DATA UNDER STUDY section start

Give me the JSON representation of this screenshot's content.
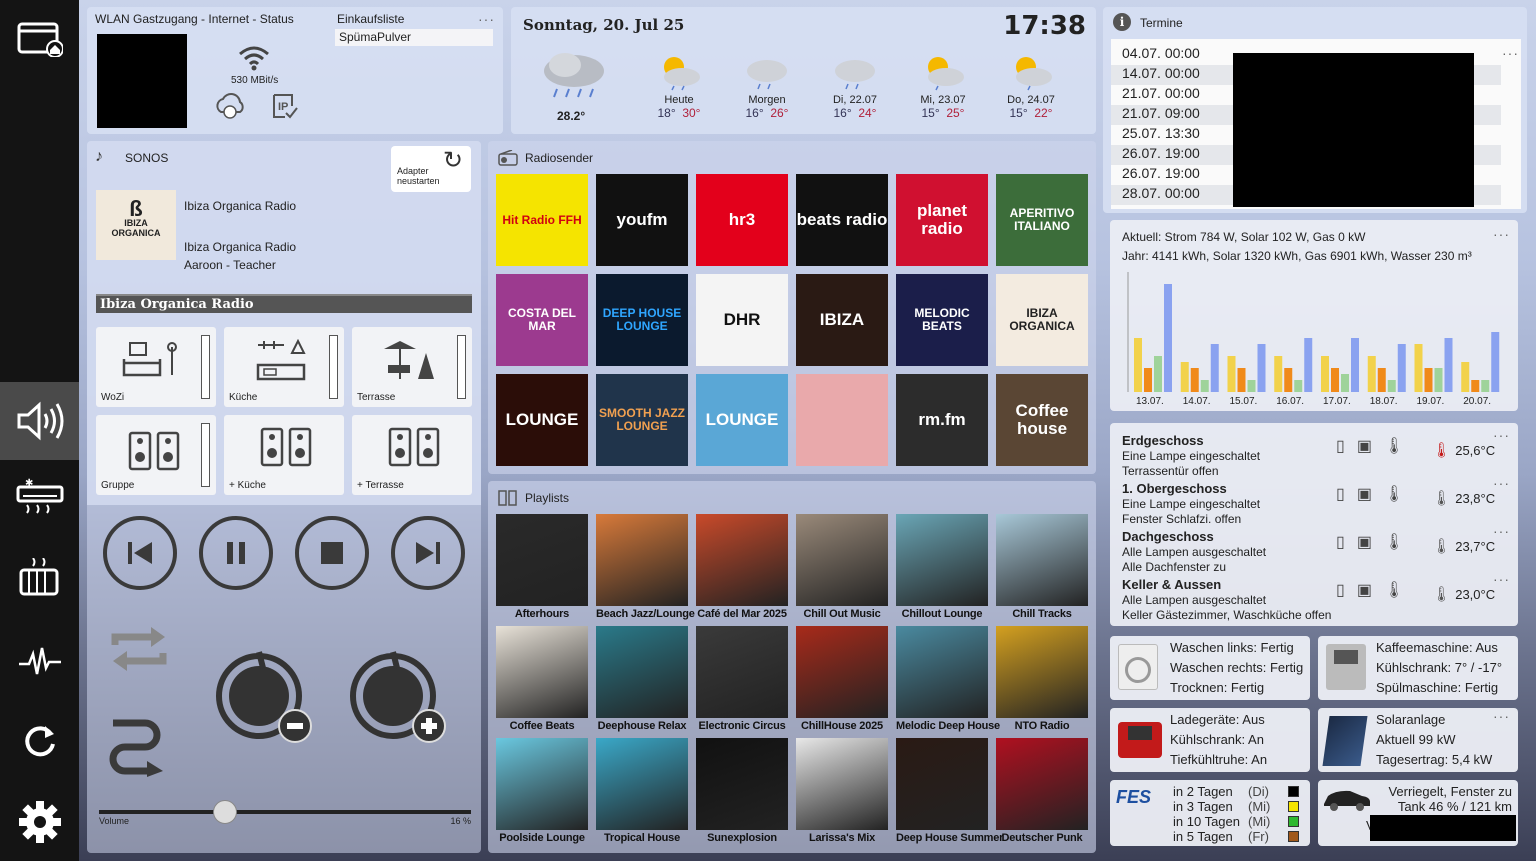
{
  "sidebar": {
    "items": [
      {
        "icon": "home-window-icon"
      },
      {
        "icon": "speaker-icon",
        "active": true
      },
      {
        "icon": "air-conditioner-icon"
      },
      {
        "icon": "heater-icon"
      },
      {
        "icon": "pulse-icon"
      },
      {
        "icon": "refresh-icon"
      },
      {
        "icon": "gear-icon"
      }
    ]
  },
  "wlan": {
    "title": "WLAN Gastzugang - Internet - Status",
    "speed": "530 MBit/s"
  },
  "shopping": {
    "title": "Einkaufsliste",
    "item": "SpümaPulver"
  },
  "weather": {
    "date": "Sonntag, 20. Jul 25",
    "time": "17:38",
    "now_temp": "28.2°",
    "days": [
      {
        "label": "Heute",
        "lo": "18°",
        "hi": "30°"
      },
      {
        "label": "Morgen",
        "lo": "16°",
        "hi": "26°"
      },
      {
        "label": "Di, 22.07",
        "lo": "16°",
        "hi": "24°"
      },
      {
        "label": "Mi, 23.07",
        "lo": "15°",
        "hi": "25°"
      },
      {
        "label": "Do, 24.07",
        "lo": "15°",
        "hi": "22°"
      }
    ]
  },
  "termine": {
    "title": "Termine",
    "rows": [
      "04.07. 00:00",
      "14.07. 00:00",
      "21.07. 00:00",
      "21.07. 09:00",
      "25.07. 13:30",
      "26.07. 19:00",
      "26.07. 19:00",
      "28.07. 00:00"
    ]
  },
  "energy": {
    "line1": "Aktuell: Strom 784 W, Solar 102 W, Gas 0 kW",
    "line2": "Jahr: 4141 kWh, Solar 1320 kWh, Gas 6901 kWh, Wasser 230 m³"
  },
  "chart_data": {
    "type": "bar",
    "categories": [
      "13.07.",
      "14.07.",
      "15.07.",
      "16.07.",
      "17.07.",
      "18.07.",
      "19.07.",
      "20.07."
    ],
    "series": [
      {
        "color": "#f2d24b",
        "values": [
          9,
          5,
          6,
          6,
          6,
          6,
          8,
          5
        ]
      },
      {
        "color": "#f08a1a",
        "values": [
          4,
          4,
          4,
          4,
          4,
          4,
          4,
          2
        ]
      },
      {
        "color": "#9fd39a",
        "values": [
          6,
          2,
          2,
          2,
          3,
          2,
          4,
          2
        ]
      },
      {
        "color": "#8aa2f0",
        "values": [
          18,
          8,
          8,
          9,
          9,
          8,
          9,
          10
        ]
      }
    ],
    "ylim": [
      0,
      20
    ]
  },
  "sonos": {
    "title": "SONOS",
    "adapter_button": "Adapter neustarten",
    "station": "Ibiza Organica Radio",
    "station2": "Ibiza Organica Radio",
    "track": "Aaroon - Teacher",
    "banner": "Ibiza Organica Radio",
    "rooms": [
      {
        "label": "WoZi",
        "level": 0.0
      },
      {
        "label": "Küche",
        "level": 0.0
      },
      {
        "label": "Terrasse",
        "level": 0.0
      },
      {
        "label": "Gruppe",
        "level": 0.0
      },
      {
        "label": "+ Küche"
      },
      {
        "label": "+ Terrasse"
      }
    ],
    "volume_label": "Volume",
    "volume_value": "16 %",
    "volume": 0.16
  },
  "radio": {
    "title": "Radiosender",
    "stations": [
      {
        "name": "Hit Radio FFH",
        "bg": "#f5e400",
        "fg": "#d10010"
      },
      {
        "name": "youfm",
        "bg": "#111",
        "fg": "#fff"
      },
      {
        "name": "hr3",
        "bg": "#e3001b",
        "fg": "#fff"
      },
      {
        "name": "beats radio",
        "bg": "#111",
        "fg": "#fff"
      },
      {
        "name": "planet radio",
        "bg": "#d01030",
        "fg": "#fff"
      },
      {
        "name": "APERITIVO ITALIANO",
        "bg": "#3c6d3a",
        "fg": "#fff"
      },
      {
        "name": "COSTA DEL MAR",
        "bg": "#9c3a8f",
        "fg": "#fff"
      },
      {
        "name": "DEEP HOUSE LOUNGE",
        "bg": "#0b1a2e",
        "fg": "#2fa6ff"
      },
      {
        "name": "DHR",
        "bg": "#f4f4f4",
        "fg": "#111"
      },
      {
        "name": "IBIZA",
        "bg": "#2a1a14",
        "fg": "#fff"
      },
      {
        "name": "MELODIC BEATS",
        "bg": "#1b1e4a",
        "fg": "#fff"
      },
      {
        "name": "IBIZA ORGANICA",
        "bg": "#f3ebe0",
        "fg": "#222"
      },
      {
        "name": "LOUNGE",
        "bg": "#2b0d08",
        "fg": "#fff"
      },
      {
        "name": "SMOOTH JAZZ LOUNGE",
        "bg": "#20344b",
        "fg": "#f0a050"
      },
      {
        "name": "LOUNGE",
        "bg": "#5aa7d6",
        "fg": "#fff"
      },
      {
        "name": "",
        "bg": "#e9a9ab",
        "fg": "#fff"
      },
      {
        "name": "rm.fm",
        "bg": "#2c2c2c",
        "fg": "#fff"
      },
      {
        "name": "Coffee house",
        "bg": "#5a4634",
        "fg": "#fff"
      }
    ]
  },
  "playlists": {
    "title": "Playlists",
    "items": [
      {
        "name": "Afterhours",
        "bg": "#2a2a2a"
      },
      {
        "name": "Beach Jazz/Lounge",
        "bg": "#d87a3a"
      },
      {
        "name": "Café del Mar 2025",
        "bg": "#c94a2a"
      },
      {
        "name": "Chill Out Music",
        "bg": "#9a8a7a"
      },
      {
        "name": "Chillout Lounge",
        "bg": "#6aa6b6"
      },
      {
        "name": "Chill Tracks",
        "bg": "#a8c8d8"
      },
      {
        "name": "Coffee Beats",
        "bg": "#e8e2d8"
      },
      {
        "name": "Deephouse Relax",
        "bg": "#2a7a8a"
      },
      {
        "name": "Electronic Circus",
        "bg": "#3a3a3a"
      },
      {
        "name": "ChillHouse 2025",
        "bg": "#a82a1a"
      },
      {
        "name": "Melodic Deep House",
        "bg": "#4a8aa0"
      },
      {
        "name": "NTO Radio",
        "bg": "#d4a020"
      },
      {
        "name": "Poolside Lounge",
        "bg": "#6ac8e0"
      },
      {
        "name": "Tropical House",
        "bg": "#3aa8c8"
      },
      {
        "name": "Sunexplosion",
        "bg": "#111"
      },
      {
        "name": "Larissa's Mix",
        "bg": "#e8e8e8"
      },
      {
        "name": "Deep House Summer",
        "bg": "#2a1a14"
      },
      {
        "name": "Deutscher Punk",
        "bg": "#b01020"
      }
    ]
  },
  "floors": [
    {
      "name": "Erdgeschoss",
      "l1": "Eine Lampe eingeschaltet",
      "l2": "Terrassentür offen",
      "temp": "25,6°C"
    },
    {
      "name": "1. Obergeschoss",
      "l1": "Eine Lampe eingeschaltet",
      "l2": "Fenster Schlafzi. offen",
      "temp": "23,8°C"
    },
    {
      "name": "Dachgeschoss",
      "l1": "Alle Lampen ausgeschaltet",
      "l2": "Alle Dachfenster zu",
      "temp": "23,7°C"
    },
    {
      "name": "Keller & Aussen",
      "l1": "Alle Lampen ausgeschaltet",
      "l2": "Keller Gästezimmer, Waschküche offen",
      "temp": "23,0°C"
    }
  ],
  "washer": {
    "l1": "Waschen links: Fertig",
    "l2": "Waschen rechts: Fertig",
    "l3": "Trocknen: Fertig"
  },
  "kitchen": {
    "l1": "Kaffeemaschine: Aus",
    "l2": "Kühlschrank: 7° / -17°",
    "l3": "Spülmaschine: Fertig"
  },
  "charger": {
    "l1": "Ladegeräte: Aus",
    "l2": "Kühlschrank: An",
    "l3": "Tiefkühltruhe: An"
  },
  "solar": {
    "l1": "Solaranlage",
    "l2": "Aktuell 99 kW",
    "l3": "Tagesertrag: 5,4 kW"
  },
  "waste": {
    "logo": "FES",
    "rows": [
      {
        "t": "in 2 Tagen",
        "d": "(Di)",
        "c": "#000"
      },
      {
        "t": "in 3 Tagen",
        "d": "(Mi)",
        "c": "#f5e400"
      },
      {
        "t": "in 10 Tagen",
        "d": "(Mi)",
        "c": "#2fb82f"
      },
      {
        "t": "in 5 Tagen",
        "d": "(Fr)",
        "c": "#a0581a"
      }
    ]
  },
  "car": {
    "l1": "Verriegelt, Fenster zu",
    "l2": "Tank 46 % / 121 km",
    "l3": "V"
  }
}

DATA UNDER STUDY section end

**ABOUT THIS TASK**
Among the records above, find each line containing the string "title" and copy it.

**WRITTEN ANSWER**
    "title": "WLAN Gastzugang - Internet - Status",
    "title": "Einkaufsliste",
    "title": "Termine",
    "title": "SONOS",
    "title": "Radiosender",
    "title": "Playlists",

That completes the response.